Excerpts from an interface dataset

━━━━━━━━━━

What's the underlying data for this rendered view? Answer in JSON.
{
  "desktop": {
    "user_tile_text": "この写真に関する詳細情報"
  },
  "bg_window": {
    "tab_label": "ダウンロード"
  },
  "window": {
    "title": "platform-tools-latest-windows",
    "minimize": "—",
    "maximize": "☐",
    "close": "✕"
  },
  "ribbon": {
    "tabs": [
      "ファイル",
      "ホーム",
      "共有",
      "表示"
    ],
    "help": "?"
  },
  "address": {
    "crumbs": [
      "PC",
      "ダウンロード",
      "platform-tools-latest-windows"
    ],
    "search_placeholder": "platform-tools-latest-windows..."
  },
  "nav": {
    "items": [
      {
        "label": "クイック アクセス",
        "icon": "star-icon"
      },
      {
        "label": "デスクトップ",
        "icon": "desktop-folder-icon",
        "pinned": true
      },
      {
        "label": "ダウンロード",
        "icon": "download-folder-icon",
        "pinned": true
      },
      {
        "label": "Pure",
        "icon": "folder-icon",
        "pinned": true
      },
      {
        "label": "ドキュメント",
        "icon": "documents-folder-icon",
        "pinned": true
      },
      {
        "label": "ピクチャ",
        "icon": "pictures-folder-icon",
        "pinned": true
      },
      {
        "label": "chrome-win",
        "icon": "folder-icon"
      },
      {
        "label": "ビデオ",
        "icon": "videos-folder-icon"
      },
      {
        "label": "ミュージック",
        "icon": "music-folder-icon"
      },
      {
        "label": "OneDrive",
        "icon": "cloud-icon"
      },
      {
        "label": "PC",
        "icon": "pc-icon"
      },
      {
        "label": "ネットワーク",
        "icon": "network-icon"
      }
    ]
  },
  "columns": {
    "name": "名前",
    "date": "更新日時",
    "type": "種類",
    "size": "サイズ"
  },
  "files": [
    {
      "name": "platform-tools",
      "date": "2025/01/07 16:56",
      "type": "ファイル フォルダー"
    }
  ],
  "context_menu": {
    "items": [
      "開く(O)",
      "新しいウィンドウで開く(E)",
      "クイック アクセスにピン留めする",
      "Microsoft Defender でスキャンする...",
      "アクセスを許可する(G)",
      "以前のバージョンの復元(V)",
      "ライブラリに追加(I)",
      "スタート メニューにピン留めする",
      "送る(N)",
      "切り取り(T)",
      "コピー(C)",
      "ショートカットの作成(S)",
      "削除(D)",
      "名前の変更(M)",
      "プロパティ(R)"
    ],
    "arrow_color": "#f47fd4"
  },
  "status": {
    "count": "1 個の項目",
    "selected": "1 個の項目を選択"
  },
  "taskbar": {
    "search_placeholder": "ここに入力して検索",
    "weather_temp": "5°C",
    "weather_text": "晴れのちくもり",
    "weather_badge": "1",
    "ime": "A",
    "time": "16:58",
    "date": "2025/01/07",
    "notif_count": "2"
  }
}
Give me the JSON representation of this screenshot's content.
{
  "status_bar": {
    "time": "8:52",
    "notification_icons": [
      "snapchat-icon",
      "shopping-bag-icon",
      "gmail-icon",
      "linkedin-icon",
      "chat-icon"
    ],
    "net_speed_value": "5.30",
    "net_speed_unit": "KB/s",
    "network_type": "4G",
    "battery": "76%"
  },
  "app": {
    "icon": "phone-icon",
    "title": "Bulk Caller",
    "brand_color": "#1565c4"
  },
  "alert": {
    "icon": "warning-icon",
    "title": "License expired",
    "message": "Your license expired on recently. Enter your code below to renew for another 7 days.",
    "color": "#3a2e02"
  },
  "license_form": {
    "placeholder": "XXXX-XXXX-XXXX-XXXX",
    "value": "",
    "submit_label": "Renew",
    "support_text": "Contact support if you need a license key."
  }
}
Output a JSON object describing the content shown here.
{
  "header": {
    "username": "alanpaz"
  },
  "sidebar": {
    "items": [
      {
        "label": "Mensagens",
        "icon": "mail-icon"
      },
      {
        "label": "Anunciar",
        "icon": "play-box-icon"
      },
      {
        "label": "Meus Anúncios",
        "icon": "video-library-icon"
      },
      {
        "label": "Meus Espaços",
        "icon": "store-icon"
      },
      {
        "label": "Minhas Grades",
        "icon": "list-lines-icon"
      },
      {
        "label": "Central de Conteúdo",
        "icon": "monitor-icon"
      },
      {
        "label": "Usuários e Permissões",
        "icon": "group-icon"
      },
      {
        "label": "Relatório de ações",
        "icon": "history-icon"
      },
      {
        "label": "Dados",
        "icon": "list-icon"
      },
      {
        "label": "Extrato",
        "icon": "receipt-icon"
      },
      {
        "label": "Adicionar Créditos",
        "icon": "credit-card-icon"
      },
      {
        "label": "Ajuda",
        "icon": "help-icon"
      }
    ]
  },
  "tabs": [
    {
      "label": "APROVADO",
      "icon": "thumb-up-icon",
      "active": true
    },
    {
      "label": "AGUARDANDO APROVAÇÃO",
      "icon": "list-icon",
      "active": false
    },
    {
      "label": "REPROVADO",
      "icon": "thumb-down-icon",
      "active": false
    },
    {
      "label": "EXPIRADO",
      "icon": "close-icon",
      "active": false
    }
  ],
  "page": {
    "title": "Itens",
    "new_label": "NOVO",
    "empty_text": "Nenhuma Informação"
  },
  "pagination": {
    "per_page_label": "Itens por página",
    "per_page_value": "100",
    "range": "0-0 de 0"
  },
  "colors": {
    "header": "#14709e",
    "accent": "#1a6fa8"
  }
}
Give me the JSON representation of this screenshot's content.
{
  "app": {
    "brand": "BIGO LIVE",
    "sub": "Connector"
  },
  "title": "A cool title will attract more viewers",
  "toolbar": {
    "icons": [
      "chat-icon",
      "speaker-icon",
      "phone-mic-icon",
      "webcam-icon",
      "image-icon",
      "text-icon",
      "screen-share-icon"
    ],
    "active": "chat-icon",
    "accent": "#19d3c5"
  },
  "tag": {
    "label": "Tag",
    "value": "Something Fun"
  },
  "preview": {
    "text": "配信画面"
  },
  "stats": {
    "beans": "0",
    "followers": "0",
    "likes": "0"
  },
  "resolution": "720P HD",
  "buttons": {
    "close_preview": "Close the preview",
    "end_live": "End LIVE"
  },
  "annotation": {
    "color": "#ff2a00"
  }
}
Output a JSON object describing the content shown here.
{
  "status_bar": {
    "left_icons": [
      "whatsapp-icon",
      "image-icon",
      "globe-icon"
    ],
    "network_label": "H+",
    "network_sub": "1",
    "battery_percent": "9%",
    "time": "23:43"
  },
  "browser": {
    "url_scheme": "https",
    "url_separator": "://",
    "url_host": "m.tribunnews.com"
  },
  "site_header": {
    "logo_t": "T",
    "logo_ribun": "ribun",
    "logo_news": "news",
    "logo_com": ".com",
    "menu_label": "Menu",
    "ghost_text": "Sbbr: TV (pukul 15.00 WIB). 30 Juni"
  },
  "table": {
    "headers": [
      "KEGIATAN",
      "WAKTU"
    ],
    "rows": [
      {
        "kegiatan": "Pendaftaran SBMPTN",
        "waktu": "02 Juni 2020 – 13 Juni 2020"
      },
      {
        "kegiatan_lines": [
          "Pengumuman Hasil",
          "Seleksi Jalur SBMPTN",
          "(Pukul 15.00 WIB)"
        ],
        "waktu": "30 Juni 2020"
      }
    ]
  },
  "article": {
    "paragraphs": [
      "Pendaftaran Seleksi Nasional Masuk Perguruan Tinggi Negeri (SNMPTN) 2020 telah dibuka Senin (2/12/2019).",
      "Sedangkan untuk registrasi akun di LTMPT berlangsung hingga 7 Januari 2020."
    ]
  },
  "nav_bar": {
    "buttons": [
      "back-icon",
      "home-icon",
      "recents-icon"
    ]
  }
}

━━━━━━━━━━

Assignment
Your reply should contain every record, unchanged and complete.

Solution
What's the underlying data for this rendered view? Answer in JSON.
{
  "desktop": {
    "user_tile_text": "この写真に関する詳細情報"
  },
  "bg_window": {
    "tab_label": "ダウンロード"
  },
  "window": {
    "title": "platform-tools-latest-windows",
    "minimize": "—",
    "maximize": "☐",
    "close": "✕"
  },
  "ribbon": {
    "tabs": [
      "ファイル",
      "ホーム",
      "共有",
      "表示"
    ],
    "help": "?"
  },
  "address": {
    "crumbs": [
      "PC",
      "ダウンロード",
      "platform-tools-latest-windows"
    ],
    "search_placeholder": "platform-tools-latest-windows..."
  },
  "nav": {
    "items": [
      {
        "label": "クイック アクセス",
        "icon": "star-icon"
      },
      {
        "label": "デスクトップ",
        "icon": "desktop-folder-icon",
        "pinned": true
      },
      {
        "label": "ダウンロード",
        "icon": "download-folder-icon",
        "pinned": true
      },
      {
        "label": "Pure",
        "icon": "folder-icon",
        "pinned": true
      },
      {
        "label": "ドキュメント",
        "icon": "documents-folder-icon",
        "pinned": true
      },
      {
        "label": "ピクチャ",
        "icon": "pictures-folder-icon",
        "pinned": true
      },
      {
        "label": "chrome-win",
        "icon": "folder-icon"
      },
      {
        "label": "ビデオ",
        "icon": "videos-folder-icon"
      },
      {
        "label": "ミュージック",
        "icon": "music-folder-icon"
      },
      {
        "label": "OneDrive",
        "icon": "cloud-icon"
      },
      {
        "label": "PC",
        "icon": "pc-icon"
      },
      {
        "label": "ネットワーク",
        "icon": "network-icon"
      }
    ]
  },
  "columns": {
    "name": "名前",
    "date": "更新日時",
    "type": "種類",
    "size": "サイズ"
  },
  "files": [
    {
      "name": "platform-tools",
      "date": "2025/01/07 16:56",
      "type": "ファイル フォルダー"
    }
  ],
  "context_menu": {
    "items": [
      "開く(O)",
      "新しいウィンドウで開く(E)",
      "クイック アクセスにピン留めする",
      "Microsoft Defender でスキャンする...",
      "アクセスを許可する(G)",
      "以前のバージョンの復元(V)",
      "ライブラリに追加(I)",
      "スタート メニューにピン留めする",
      "送る(N)",
      "切り取り(T)",
      "コピー(C)",
      "ショートカットの作成(S)",
      "削除(D)",
      "名前の変更(M)",
      "プロパティ(R)"
    ],
    "arrow_color": "#f47fd4"
  },
  "status": {
    "count": "1 個の項目",
    "selected": "1 個の項目を選択"
  },
  "taskbar": {
    "search_placeholder": "ここに入力して検索",
    "weather_temp": "5°C",
    "weather_text": "晴れのちくもり",
    "weather_badge": "1",
    "ime": "A",
    "time": "16:58",
    "date": "2025/01/07",
    "notif_count": "2"
  }
}
Give me the JSON representation of this screenshot's content.
{
  "status_bar": {
    "time": "8:52",
    "notification_icons": [
      "snapchat-icon",
      "shopping-bag-icon",
      "gmail-icon",
      "linkedin-icon",
      "chat-icon"
    ],
    "net_speed_value": "5.30",
    "net_speed_unit": "KB/s",
    "network_type": "4G",
    "battery": "76%"
  },
  "app": {
    "icon": "phone-icon",
    "title": "Bulk Caller",
    "brand_color": "#1565c4"
  },
  "alert": {
    "icon": "warning-icon",
    "title": "License expired",
    "message": "Your license expired on recently. Enter your code below to renew for another 7 days.",
    "color": "#3a2e02"
  },
  "license_form": {
    "placeholder": "XXXX-XXXX-XXXX-XXXX",
    "value": "",
    "submit_label": "Renew",
    "support_text": "Contact support if you need a license key."
  }
}
Output a JSON object describing the content shown here.
{
  "header": {
    "username": "alanpaz"
  },
  "sidebar": {
    "items": [
      {
        "label": "Mensagens",
        "icon": "mail-icon"
      },
      {
        "label": "Anunciar",
        "icon": "play-box-icon"
      },
      {
        "label": "Meus Anúncios",
        "icon": "video-library-icon"
      },
      {
        "label": "Meus Espaços",
        "icon": "store-icon"
      },
      {
        "label": "Minhas Grades",
        "icon": "list-lines-icon"
      },
      {
        "label": "Central de Conteúdo",
        "icon": "monitor-icon"
      },
      {
        "label": "Usuários e Permissões",
        "icon": "group-icon"
      },
      {
        "label": "Relatório de ações",
        "icon": "history-icon"
      },
      {
        "label": "Dados",
        "icon": "list-icon"
      },
      {
        "label": "Extrato",
        "icon": "receipt-icon"
      },
      {
        "label": "Adicionar Créditos",
        "icon": "credit-card-icon"
      },
      {
        "label": "Ajuda",
        "icon": "help-icon"
      }
    ]
  },
  "tabs": [
    {
      "label": "APROVADO",
      "icon": "thumb-up-icon",
      "active": true
    },
    {
      "label": "AGUARDANDO APROVAÇÃO",
      "icon": "list-icon",
      "active": false
    },
    {
      "label": "REPROVADO",
      "icon": "thumb-down-icon",
      "active": false
    },
    {
      "label": "EXPIRADO",
      "icon": "close-icon",
      "active": false
    }
  ],
  "page": {
    "title": "Itens",
    "new_label": "NOVO",
    "empty_text": "Nenhuma Informação"
  },
  "pagination": {
    "per_page_label": "Itens por página",
    "per_page_value": "100",
    "range": "0-0 de 0"
  },
  "colors": {
    "header": "#14709e",
    "accent": "#1a6fa8"
  }
}
Give me the JSON representation of this screenshot's content.
{
  "app": {
    "brand": "BIGO LIVE",
    "sub": "Connector"
  },
  "title": "A cool title will attract more viewers",
  "toolbar": {
    "icons": [
      "chat-icon",
      "speaker-icon",
      "phone-mic-icon",
      "webcam-icon",
      "image-icon",
      "text-icon",
      "screen-share-icon"
    ],
    "active": "chat-icon",
    "accent": "#19d3c5"
  },
  "tag": {
    "label": "Tag",
    "value": "Something Fun"
  },
  "preview": {
    "text": "配信画面"
  },
  "stats": {
    "beans": "0",
    "followers": "0",
    "likes": "0"
  },
  "resolution": "720P HD",
  "buttons": {
    "close_preview": "Close the preview",
    "end_live": "End LIVE"
  },
  "annotation": {
    "color": "#ff2a00"
  }
}
Output a JSON object describing the content shown here.
{
  "status_bar": {
    "left_icons": [
      "whatsapp-icon",
      "image-icon",
      "globe-icon"
    ],
    "network_label": "H+",
    "network_sub": "1",
    "battery_percent": "9%",
    "time": "23:43"
  },
  "browser": {
    "url_scheme": "https",
    "url_separator": "://",
    "url_host": "m.tribunnews.com"
  },
  "site_header": {
    "logo_t": "T",
    "logo_ribun": "ribun",
    "logo_news": "news",
    "logo_com": ".com",
    "menu_label": "Menu",
    "ghost_text": "Sbbr: TV (pukul 15.00 WIB). 30 Juni"
  },
  "table": {
    "headers": [
      "KEGIATAN",
      "WAKTU"
    ],
    "rows": [
      {
        "kegiatan": "Pendaftaran SBMPTN",
        "waktu": "02 Juni 2020 – 13 Juni 2020"
      },
      {
        "kegiatan_lines": [
          "Pengumuman Hasil",
          "Seleksi Jalur SBMPTN",
          "(Pukul 15.00 WIB)"
        ],
        "waktu": "30 Juni 2020"
      }
    ]
  },
  "article": {
    "paragraphs": [
      "Pendaftaran Seleksi Nasional Masuk Perguruan Tinggi Negeri (SNMPTN) 2020 telah dibuka Senin (2/12/2019).",
      "Sedangkan untuk registrasi akun di LTMPT berlangsung hingga 7 Januari 2020."
    ]
  },
  "nav_bar": {
    "buttons": [
      "back-icon",
      "home-icon",
      "recents-icon"
    ]
  }
}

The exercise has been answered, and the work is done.